Synthetic marijuana physical effects can include:
  • Seizures
  • Vomiting
  • Loss of Control
  • Increased Agitation
  • Pale Skin
  • Profuse Sweating
  • Lack of Pain Response
  • High Blood Pressure
  • Elevated Heart Rate and Palpitations
  • Uncontrolled/Spastic Body Movements
Mental effects can include:
  • Severe Paranoia
  • Delusions
  • Hallucinations
  • Agitation
While the Synthetic Drug Prevention Act of 2012, which prohibits the sale or possession of some types of synthetic marijuana, has had some effect; policing synthetic drugs continues to be extremely difficult. “Manufacturers of these compounds continue to modify their chemical structures in an attempt to evade current laws,” notes SAMHSA.

Tuesday, October 21, 2014

CVS Fight Against Tobacco

If you happened to venture into a CVS pharmacy this fall, you may have noticed that something was missing at the checkout counter - cigarettes. In September, CVS stopped selling tobacco products, much to the dismay of many long time customers. CVS has taken their efforts one step further, now the company is pressuring other pharmacies to follow their lead, according to The Washington Post.


New rules issued by Caremark, the pharmacy benefits management arm of CVS, will require some customers to pay a $15 co-payment on prescriptions filled at non-CVS pharmacies that sell tobacco products. The new rules will have a two-fold effect, it will encourage customers to fill their prescriptions at CVS pharmacies and put a financial squeeze on other pharmacies in the Caremark network to stop selling tobacco products, according to the report.

“For clients who choose a tobacco-free network, plan members would be provided with a full list of participating pharmacies in advance of any network change,” CVS spokeswoman Carolyn Castel told the newspaper. “A tobacco-free network would include CVS/pharmacy and Target nationally as well as other local or regional pharmacies including numerous independent pharmacies that do not sell tobacco products.”

An unrestricted grant from CVS funded a study which found that 6 percent of customers that filled an asthma or COPD medicine, also made at least one cigarette purchase within the same week.

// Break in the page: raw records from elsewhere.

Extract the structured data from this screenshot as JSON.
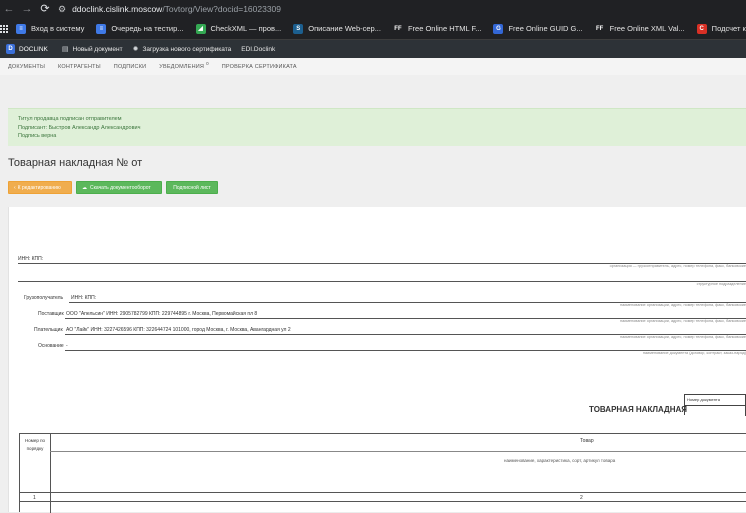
{
  "browser": {
    "url_host": "ddoclink.cislink.moscow",
    "url_path": "/Tovtorg/View?docid=16023309",
    "bookmarks": [
      {
        "label": "Вход в систему",
        "icon": "db-icon",
        "color": "#3f79e6",
        "glyph": "≡"
      },
      {
        "label": "Очередь на тестир...",
        "icon": "db-icon",
        "color": "#3f79e6",
        "glyph": "≡"
      },
      {
        "label": "CheckXML — пров...",
        "icon": "checkxml-icon",
        "color": "#34a853",
        "glyph": "◢"
      },
      {
        "label": "Описание Web-сер...",
        "icon": "s-icon",
        "color": "#1c5f8f",
        "glyph": "S"
      },
      {
        "label": "Free Online HTML F...",
        "icon": "ff-icon",
        "color": "#202124",
        "glyph": "FF"
      },
      {
        "label": "Free Online GUID G...",
        "icon": "guid-icon",
        "color": "#3367d6",
        "glyph": "G"
      },
      {
        "label": "Free Online XML Val...",
        "icon": "ff-icon",
        "color": "#202124",
        "glyph": "FF"
      },
      {
        "label": "Подсчет количеств...",
        "icon": "counter-icon",
        "color": "#d93025",
        "glyph": "C"
      }
    ]
  },
  "site": {
    "brand": "DOCLINK",
    "links": [
      "Новый документ",
      "Загрузка нового сертификата",
      "EDI.Doclink"
    ]
  },
  "menu": {
    "items": [
      "ДОКУМЕНТЫ",
      "КОНТРАГЕНТЫ",
      "ПОДПИСКИ",
      "УВЕДОМЛЕНИЯ",
      "ПРОВЕРКА СЕРТИФИКАТА"
    ],
    "notifications_badge": "0"
  },
  "alert": {
    "line1": "Титул продавца подписан отправителем",
    "line2": "Подписант: Быстров Александр Александрович",
    "line3": "Подпись верна"
  },
  "page": {
    "heading": "Товарная накладная №   от"
  },
  "buttons": {
    "back": "К редактированию",
    "download": "Скачать документооборот",
    "sheet": "Подписной лист"
  },
  "document": {
    "inn_kpp": "ИНН: КПП:",
    "cap_org": "организация — грузоотправитель, адрес, номер телефона, факс, банковские",
    "cap_dept": "структурное подразделение",
    "consignee_label": "Грузополучатель",
    "consignee_value": "ИНН: КПП:",
    "cap_name1": "наименование организации, адрес, номер телефона, факс, банковские",
    "supplier_label": "Поставщик",
    "supplier_value": "ООО \"Апельсин\" ИНН: 2905782799 КПП: 229744895 г. Москва, Первомайская пл 8",
    "cap_name2": "наименование организации, адрес, номер телефона, факс, банковские",
    "payer_label": "Плательщик",
    "payer_value": "АО \"Лайк\"  ИНН: 3227426596 КПП: 322644724 101000, город Москва, г. Москва, Авангардная ул 2",
    "cap_name3": "наименование организации, адрес, номер телефона, факс, банковские",
    "basis_label": "Основание",
    "basis_value": "-",
    "cap_basis": "наименование документа (договор, контракт, заказ-наряд)",
    "title": "ТОВАРНАЯ НАКЛАДНАЯ",
    "docnum_label": "Номер документа",
    "table": {
      "col1_header": "Номер по порядку",
      "col2_header": "Товар",
      "col2_sub": "наименование, характеристика, сорт, артикул товара",
      "num1": "1",
      "num2": "2"
    }
  }
}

The findings indicated that 5.1 percent of people taking high blood pressure medicines purchased tobacco products and 4.8 percent of those buying oral contraceptives.

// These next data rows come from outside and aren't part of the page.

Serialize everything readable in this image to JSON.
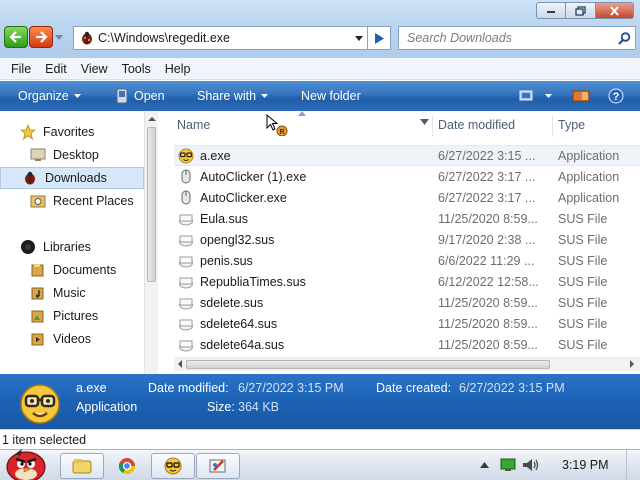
{
  "window": {
    "minimize_icon": "minimize-icon",
    "maximize_icon": "restore-icon",
    "close_icon": "close-icon"
  },
  "address_bar": {
    "path": "C:\\Windows\\regedit.exe",
    "icon": "regedit-ladybug-icon"
  },
  "search": {
    "placeholder": "Search Downloads"
  },
  "menu": {
    "items": [
      {
        "label": "File"
      },
      {
        "label": "Edit"
      },
      {
        "label": "View"
      },
      {
        "label": "Tools"
      },
      {
        "label": "Help"
      }
    ]
  },
  "commands": {
    "organize": "Organize",
    "open": "Open",
    "share": "Share with",
    "new_folder": "New folder"
  },
  "nav": {
    "favorites": {
      "label": "Favorites",
      "items": [
        {
          "label": "Desktop"
        },
        {
          "label": "Downloads",
          "selected": true
        },
        {
          "label": "Recent Places"
        }
      ]
    },
    "libraries": {
      "label": "Libraries",
      "items": [
        {
          "label": "Documents"
        },
        {
          "label": "Music"
        },
        {
          "label": "Pictures"
        },
        {
          "label": "Videos"
        }
      ]
    }
  },
  "file_list": {
    "columns": {
      "name": "Name",
      "date": "Date modified",
      "type": "Type"
    },
    "rows": [
      {
        "name": "a.exe",
        "date": "6/27/2022 3:15 ...",
        "type": "Application",
        "icon": "nerd-face-icon",
        "selected": true
      },
      {
        "name": "AutoClicker (1).exe",
        "date": "6/27/2022 3:17 ...",
        "type": "Application",
        "icon": "mouse-icon"
      },
      {
        "name": "AutoClicker.exe",
        "date": "6/27/2022 3:17 ...",
        "type": "Application",
        "icon": "mouse-icon"
      },
      {
        "name": "Eula.sus",
        "date": "11/25/2020 8:59...",
        "type": "SUS File",
        "icon": "generic-file-icon"
      },
      {
        "name": "opengl32.sus",
        "date": "9/17/2020 2:38 ...",
        "type": "SUS File",
        "icon": "generic-file-icon"
      },
      {
        "name": "penis.sus",
        "date": "6/6/2022 11:29 ...",
        "type": "SUS File",
        "icon": "generic-file-icon"
      },
      {
        "name": "RepubliaTimes.sus",
        "date": "6/12/2022 12:58...",
        "type": "SUS File",
        "icon": "generic-file-icon"
      },
      {
        "name": "sdelete.sus",
        "date": "11/25/2020 8:59...",
        "type": "SUS File",
        "icon": "generic-file-icon"
      },
      {
        "name": "sdelete64.sus",
        "date": "11/25/2020 8:59...",
        "type": "SUS File",
        "icon": "generic-file-icon"
      },
      {
        "name": "sdelete64a.sus",
        "date": "11/25/2020 8:59...",
        "type": "SUS File",
        "icon": "generic-file-icon"
      }
    ]
  },
  "details": {
    "name": "a.exe",
    "type": "Application",
    "modified_label": "Date modified:",
    "modified_value": "6/27/2022 3:15 PM",
    "created_label": "Date created:",
    "created_value": "6/27/2022 3:15 PM",
    "size_label": "Size:",
    "size_value": "364 KB"
  },
  "status": {
    "text": "1 item selected"
  },
  "taskbar": {
    "start_icon": "angry-bird-start-icon",
    "apps": [
      {
        "icon": "explorer-folder-icon"
      },
      {
        "icon": "chrome-icon"
      },
      {
        "icon": "nerd-face-icon",
        "active": true
      },
      {
        "icon": "paint-icon"
      }
    ],
    "clock": "3:19 PM"
  },
  "colors": {
    "command_bar": "#2d6cb7",
    "details_pane": "#1c62b4",
    "selection": "#d6e7f9"
  }
}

The Caremark network includes more than 54,000 pharmacies; more than 20,000 of those are independent pharmacies.

Thursday, October 16, 2014

Prescription Drug Monitoring Programs

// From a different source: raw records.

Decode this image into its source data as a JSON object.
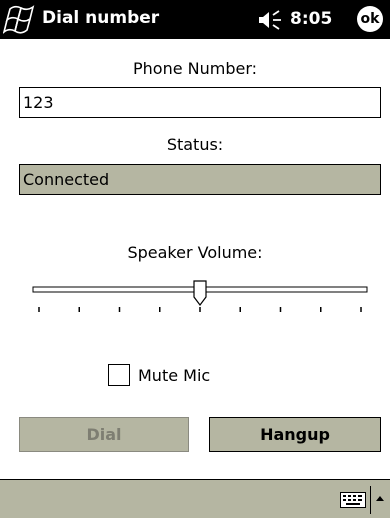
{
  "window": {
    "title": "Dial number",
    "clock": "8:05",
    "ok_label": "ok"
  },
  "colors": {
    "titlebar": "#000000",
    "panel_gray": "#b5b6a2",
    "disabled_text": "#7e7e72"
  },
  "icons": {
    "start": "windows-flag-icon",
    "speaker": "speaker-icon",
    "keyboard": "keyboard-icon",
    "sip_arrow": "up-arrow-icon"
  },
  "form": {
    "phone_label": "Phone Number:",
    "phone_value": "123",
    "status_label": "Status:",
    "status_value": "Connected",
    "volume_label": "Speaker Volume:",
    "volume": {
      "min": 0,
      "max": 8,
      "value": 4
    },
    "mute_label": "Mute Mic",
    "mute_checked": false
  },
  "buttons": {
    "dial": "Dial",
    "hangup": "Hangup"
  }
}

The battle against prescription drug abuse continues, with the closing of “pills mills,” limiting refills, and making it difficult to “doctor shop” through prescription drug monitoring programs (PDMPs); many wonder how successful the fight has been and whether or not doctors are taking advantage of PDMP’s? The Office of National Drug Control Policy (ONDCP) and the U.S. Centers for Disease Control and Prevention (CDC) advocate the use of prescription drug monitoring systems.

Researchers from Oregon Health and Sciences University surveyed doctors in Oregon who are registered to use their PDMP, in order to find out the differences between doctors who use the program and those who do not, according to NewsWise.

The survey randomly sampled 650 high frequency PDMP users, 650 low frequency users, and 2,000 non-users, from a database of more than 22,000 clinicians.

The research indicated that 95 percent of doctors registered say they consult the PDMP when they suspect a patient is abusing or diverting medication. Out the doctors registered, 54 percent of doctors reported that they made mental health or substance abuse referrals after consulting it, and 36 percent said they sometimes discharge patients from their practices as a result of PDMP use. Less than half of doctors check the PDMP for every new patient or every time they prescribe a controlled drug. Almost all doctors who use the program say they discuss worrisome data with patients.

Researchers point out that the registered users of the state’s database prescribed controlled substances more frequently than doctors who did not use the PDMP, according to the article.

“Clinicians reported frequent patient denial or anger and only occasional requests for help with drug dependence,” the researchers report in The Journal of Pain.

The findings are published in the peer-reviewed publication of the American Pain Society, The Journal of Pain.